America First Democrats get punched in the balls with Ryan’s deficit reduction ideas, and the Romney/Ryan push for tax breaks to the rich. Despite wanting more traditional family values, this group generally doesn’t believe Obama is “at war with Christianity” so their family values are not threatened, nor is Obama’s job creation record going to be understood to be an utter failure.

The Facebook Generation clamors about social issues all the live-long day; just check out your feed. Obama made tremendous leaps and bounds in utilizing the Internet for message appeal and delivery during his play for the presidency, while also appearing in positive lights as a media personality; and shows no signs of not capitalizing on the Internet yet again. Obama resonates more youthfully than Romney or Ryan, and this group likes feeling that folks they have to have making decisions are their peers, not their superiors.

Starbucks Moms and Dads make up suburbia, and they are in this crazy thing we call life to make a better one for their kids. Obama has been vocal with support for college loan costs, while readily encouraging states to boost educational funding rather than making cuts. This group wants what is “best” for their children, and Romney/Ryan don’t have enough ideas laid out to put them in the ring with Obama’s ambition for today’s and tomorrow’s children’s grade school and college experiences.

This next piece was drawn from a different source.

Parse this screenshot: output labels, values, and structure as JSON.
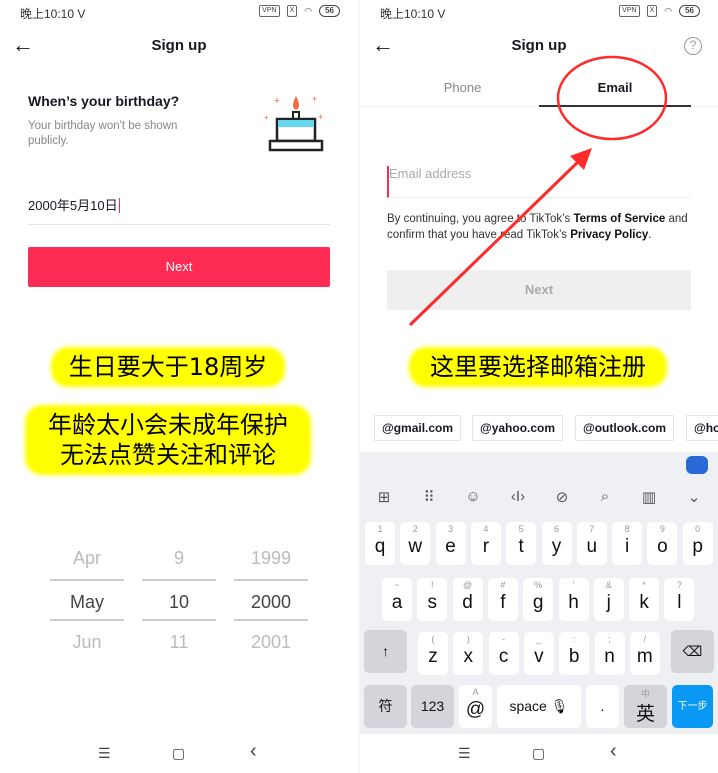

After looking at all that, it becomes fairly clear Ryan is just not a choice for the Republican ticket that makes sense because the indie voters do not appear to fall into line with his or Romney’s plans, except for one possibility.

What if the Republican powers that be, basically everyone on the right that isn’t Romney, decided to push Ryan because they want him in the public eye come four years from now when the title fight for the White House is an open brawl? Not getting ahead of the game was one of the biggest body blows to hit Republicans this election.

What if Republicans would like Romney to best Obama, but as they already weren’t jumping for joy at Romney being the man with a plan, are going to spend the next couple years making Ryan into a golden goose so he can declare a vice presidential candidate that actually shores up some of the “flaws” currently in place?

Sounds like pretty sound political maneuvering to me, because if it isn’t I have to wonder about how out of touch some of the Republicans working within the political game are. Sarah Palin’s inclusion on the ticket four years ago locked in Obama’s win, and Ryan’s inclusion this time looks to be about the same.

If you are into betting, unless Romney throws a knock-out level uppercut at the last second, this bout looks like the reigning champ will take home the belt.